Divine Hiddenness, Divine Silence
Divine silence—or, as many think of it, divine hiddenness—is the source of one of the two most important and widely discussed objections to belief in God. It is also one of the most important sources of doubt and spiritual distress for religious believers. Many people seem to be utterly broken by divine silence in the midst of their own suffering or the suffering of others, or simply by the ongoing and unsatisfied longing for the presence of God. In this talk, Michael Rea explains why divine silence poses a serious intellectual obstacle to belief in God, and then goes on to consider ways of overcoming that obstacle. After considering several ways in which divine silence might actually be beneficial to human beings, he argues that perhaps silence is nothing more or less than God’s preferred mode of interaction with creatures like us. Perhaps God simply desires communion rather than overt communication with human beings, and perhaps God has provided ways for us to experience God’s presence richly even amidst the silence. Rea concludes that it is plausible to think that Biblical narratives and the liturgies of the church are the vehicles by which God’s presence is mediated to us.
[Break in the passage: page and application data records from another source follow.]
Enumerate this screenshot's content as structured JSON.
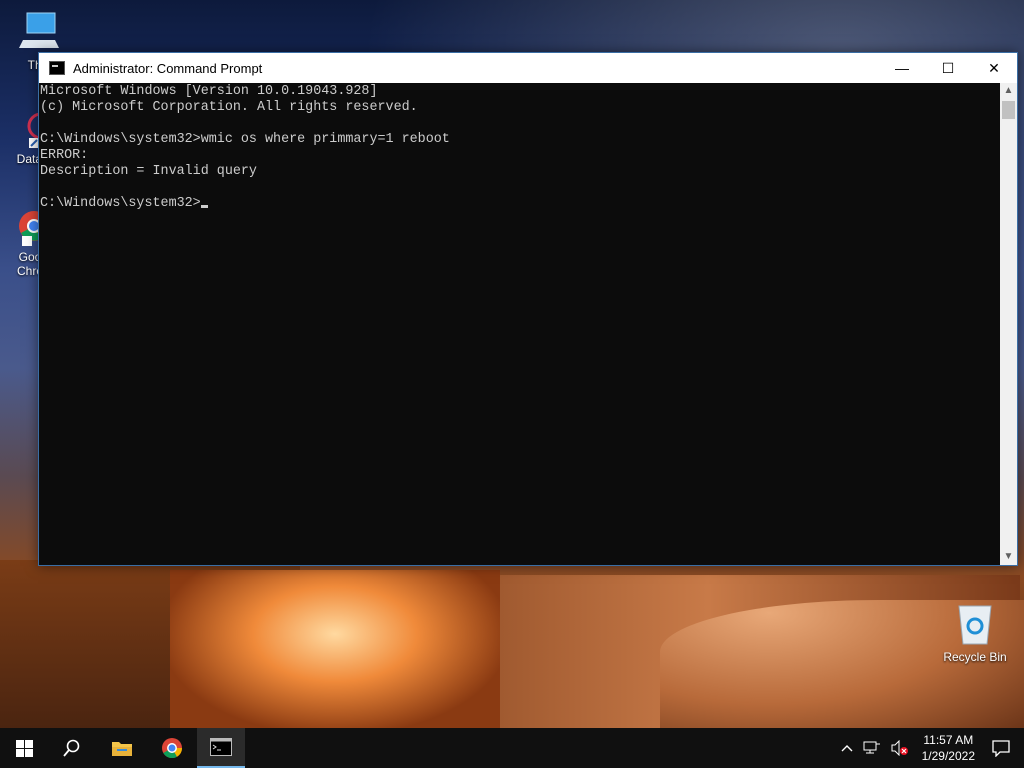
{
  "desktop": {
    "icons": [
      {
        "label": "This"
      },
      {
        "label": "DataW"
      },
      {
        "label": "Goo Chro"
      },
      {
        "label": "Recycle Bin"
      }
    ]
  },
  "window": {
    "title": "Administrator: Command Prompt",
    "minimize": "—",
    "maximize": "☐",
    "close": "✕",
    "lines": [
      "Microsoft Windows [Version 10.0.19043.928]",
      "(c) Microsoft Corporation. All rights reserved.",
      "",
      "C:\\Windows\\system32>wmic os where primmary=1 reboot",
      "ERROR:",
      "Description = Invalid query",
      ""
    ],
    "prompt": "C:\\Windows\\system32>"
  },
  "taskbar": {
    "time": "11:57 AM",
    "date": "1/29/2022"
  }
}
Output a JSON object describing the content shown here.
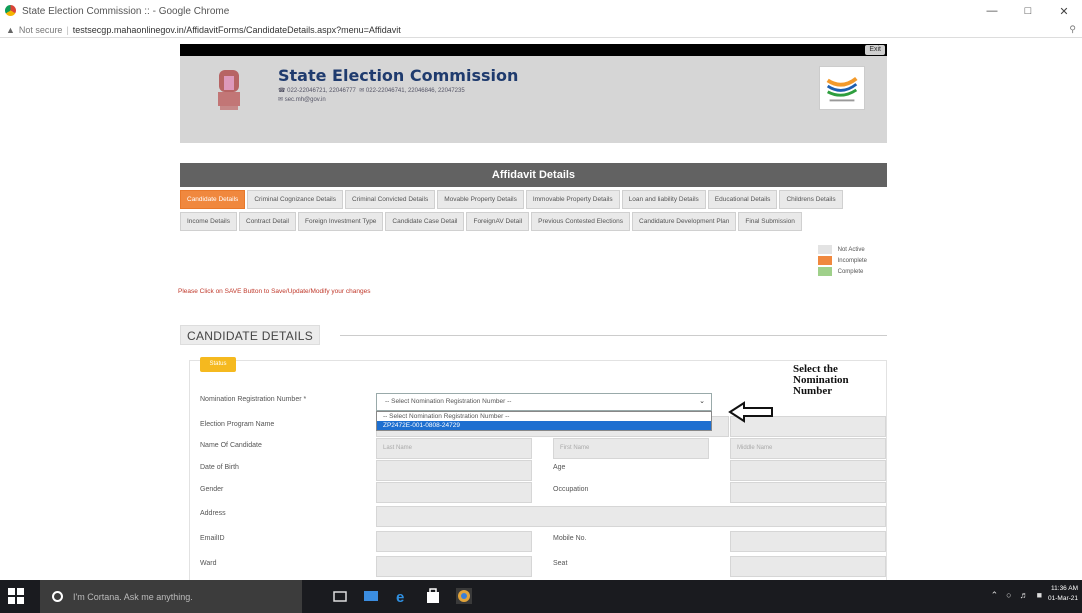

Michael C. Rea is Professor of Philosophy at the University of Notre Dame, as well as the co-Director for Notre Dame’s Center for Philosophy of Religion. He specializes in metaphysics and philosophy of religion. Rea is also currently the president of the Society of Christian Philosophers.